With the pictures excluded, repeat every entry exactly.

[[ DATA SUPPLIED open ]]

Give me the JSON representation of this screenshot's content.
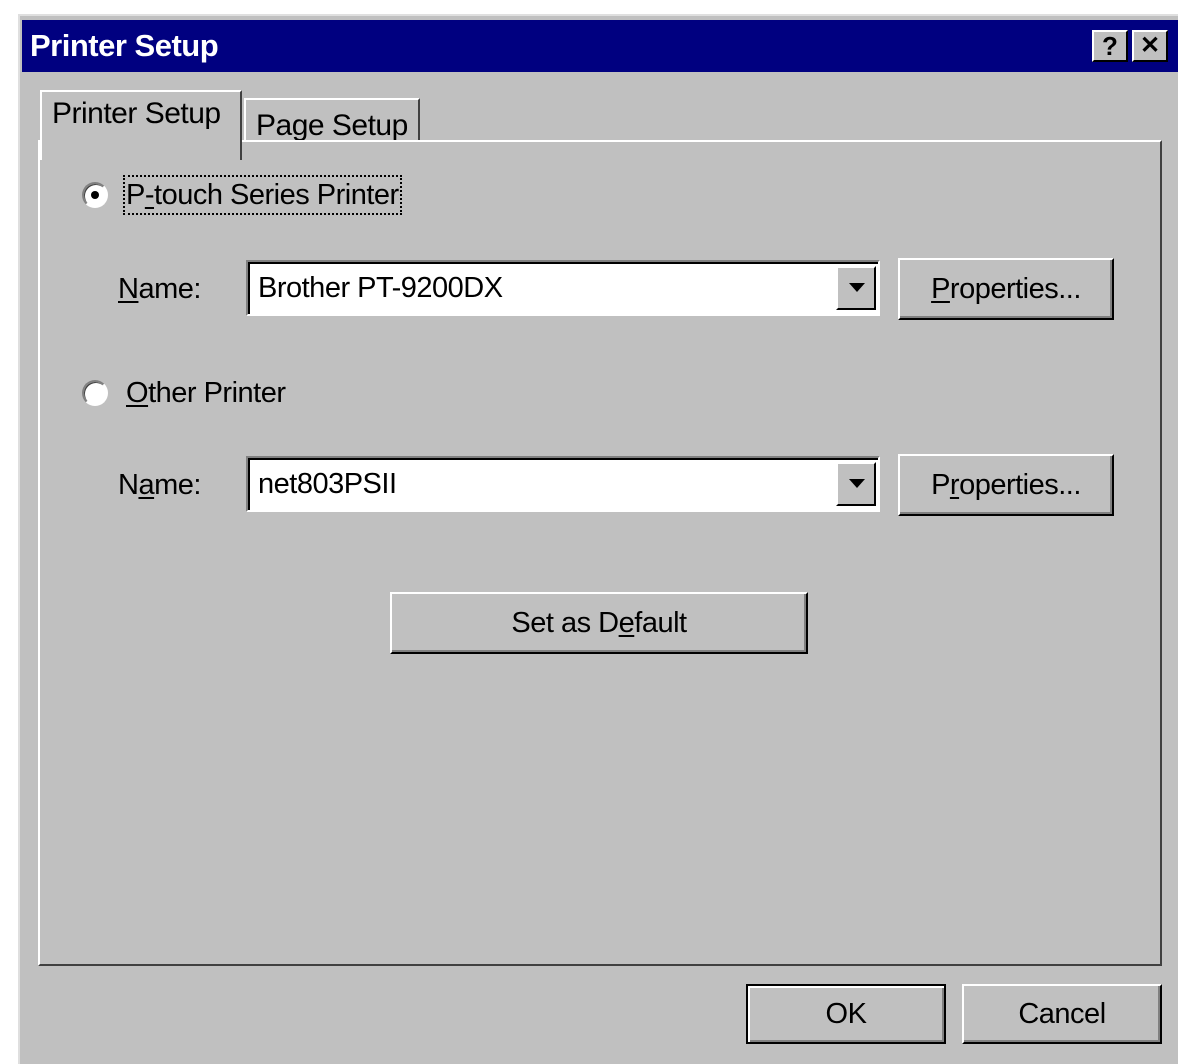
{
  "window": {
    "title": "Printer Setup",
    "help_glyph": "?",
    "close_glyph": "✕"
  },
  "tabs": [
    {
      "label": "Printer Setup",
      "active": true
    },
    {
      "label": "Page Setup",
      "active": false
    }
  ],
  "ptouch_option": {
    "label_pre": "P",
    "label_mnemonic": "-",
    "label_post": "touch Series Printer",
    "selected": true,
    "name_label_mnemonic": "N",
    "name_label_post": "ame:",
    "printer_name": "Brother PT-9200DX",
    "properties_mnemonic": "P",
    "properties_post": "roperties..."
  },
  "other_option": {
    "label_mnemonic": "O",
    "label_post": "ther Printer",
    "selected": false,
    "name_label_pre": "N",
    "name_label_mnemonic": "a",
    "name_label_post": "me:",
    "printer_name": "net803PSII",
    "properties_pre": "P",
    "properties_mnemonic": "r",
    "properties_post": "operties..."
  },
  "set_default": {
    "pre": "Set as D",
    "mnemonic": "e",
    "post": "fault"
  },
  "footer": {
    "ok_label": "OK",
    "cancel_label": "Cancel"
  },
  "icons": {
    "dropdown": "chevron-down-icon",
    "help": "help-icon",
    "close": "close-icon"
  }
}
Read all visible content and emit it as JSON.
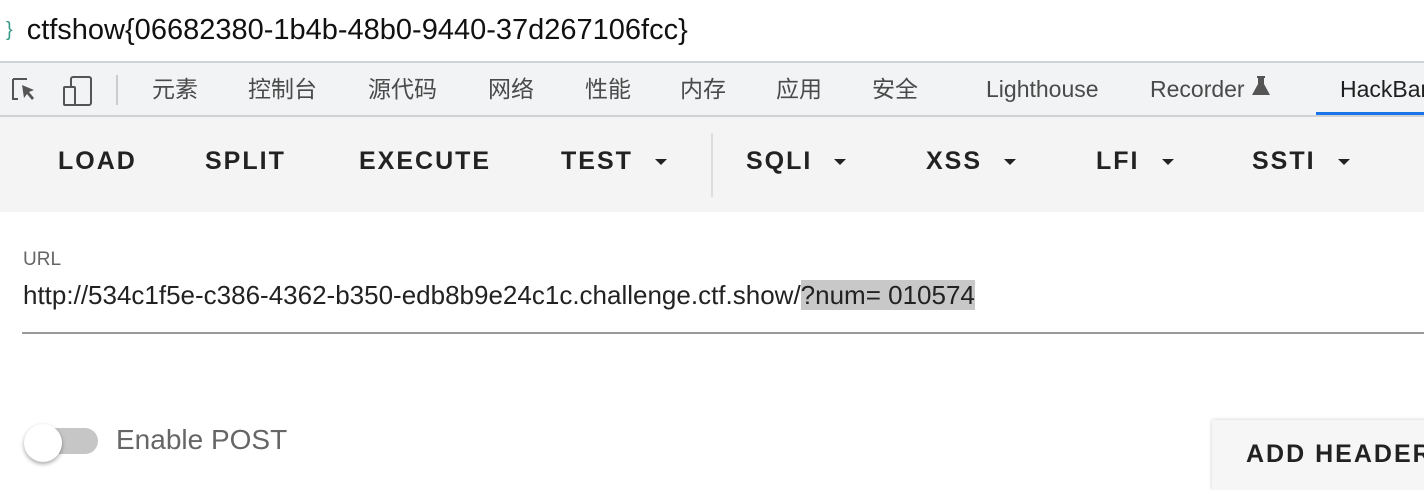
{
  "page": {
    "brace": "}",
    "flag_text": "ctfshow{06682380-1b4b-48b0-9440-37d267106fcc}"
  },
  "devtools": {
    "tabs": [
      "元素",
      "控制台",
      "源代码",
      "网络",
      "性能",
      "内存",
      "应用",
      "安全",
      "Lighthouse",
      "Recorder",
      "HackBar"
    ],
    "active_tab": "HackBar",
    "accent": "#1a73e8"
  },
  "hackbar": {
    "buttons": {
      "load": "LOAD",
      "split": "SPLIT",
      "execute": "EXECUTE",
      "test": "TEST",
      "sqli": "SQLI",
      "xss": "XSS",
      "lfi": "LFI",
      "ssti": "SSTI"
    },
    "url_label": "URL",
    "url_prefix": "http://534c1f5e-c386-4362-b350-edb8b9e24c1c.challenge.ctf.show/",
    "url_selected": "?num= 010574",
    "enable_post_label": "Enable POST",
    "enable_post": false,
    "add_header": "ADD HEADER"
  }
}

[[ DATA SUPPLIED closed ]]

ANSWER TO THE EXERCISE
Give me the JSON representation of this screenshot's content.
{
  "window": {
    "title": "Printer Setup",
    "help_glyph": "?",
    "close_glyph": "✕"
  },
  "tabs": [
    {
      "label": "Printer Setup",
      "active": true
    },
    {
      "label": "Page Setup",
      "active": false
    }
  ],
  "ptouch_option": {
    "label_pre": "P",
    "label_mnemonic": "-",
    "label_post": "touch Series Printer",
    "selected": true,
    "name_label_mnemonic": "N",
    "name_label_post": "ame:",
    "printer_name": "Brother PT-9200DX",
    "properties_mnemonic": "P",
    "properties_post": "roperties..."
  },
  "other_option": {
    "label_mnemonic": "O",
    "label_post": "ther Printer",
    "selected": false,
    "name_label_pre": "N",
    "name_label_mnemonic": "a",
    "name_label_post": "me:",
    "printer_name": "net803PSII",
    "properties_pre": "P",
    "properties_mnemonic": "r",
    "properties_post": "operties..."
  },
  "set_default": {
    "pre": "Set as D",
    "mnemonic": "e",
    "post": "fault"
  },
  "footer": {
    "ok_label": "OK",
    "cancel_label": "Cancel"
  },
  "icons": {
    "dropdown": "chevron-down-icon",
    "help": "help-icon",
    "close": "close-icon"
  }
}
Read all visible content and emit it as JSON.
{
  "page": {
    "brace": "}",
    "flag_text": "ctfshow{06682380-1b4b-48b0-9440-37d267106fcc}"
  },
  "devtools": {
    "tabs": [
      "元素",
      "控制台",
      "源代码",
      "网络",
      "性能",
      "内存",
      "应用",
      "安全",
      "Lighthouse",
      "Recorder",
      "HackBar"
    ],
    "active_tab": "HackBar",
    "accent": "#1a73e8"
  },
  "hackbar": {
    "buttons": {
      "load": "LOAD",
      "split": "SPLIT",
      "execute": "EXECUTE",
      "test": "TEST",
      "sqli": "SQLI",
      "xss": "XSS",
      "lfi": "LFI",
      "ssti": "SSTI"
    },
    "url_label": "URL",
    "url_prefix": "http://534c1f5e-c386-4362-b350-edb8b9e24c1c.challenge.ctf.show/",
    "url_selected": "?num= 010574",
    "enable_post_label": "Enable POST",
    "enable_post": false,
    "add_header": "ADD HEADER"
  }
}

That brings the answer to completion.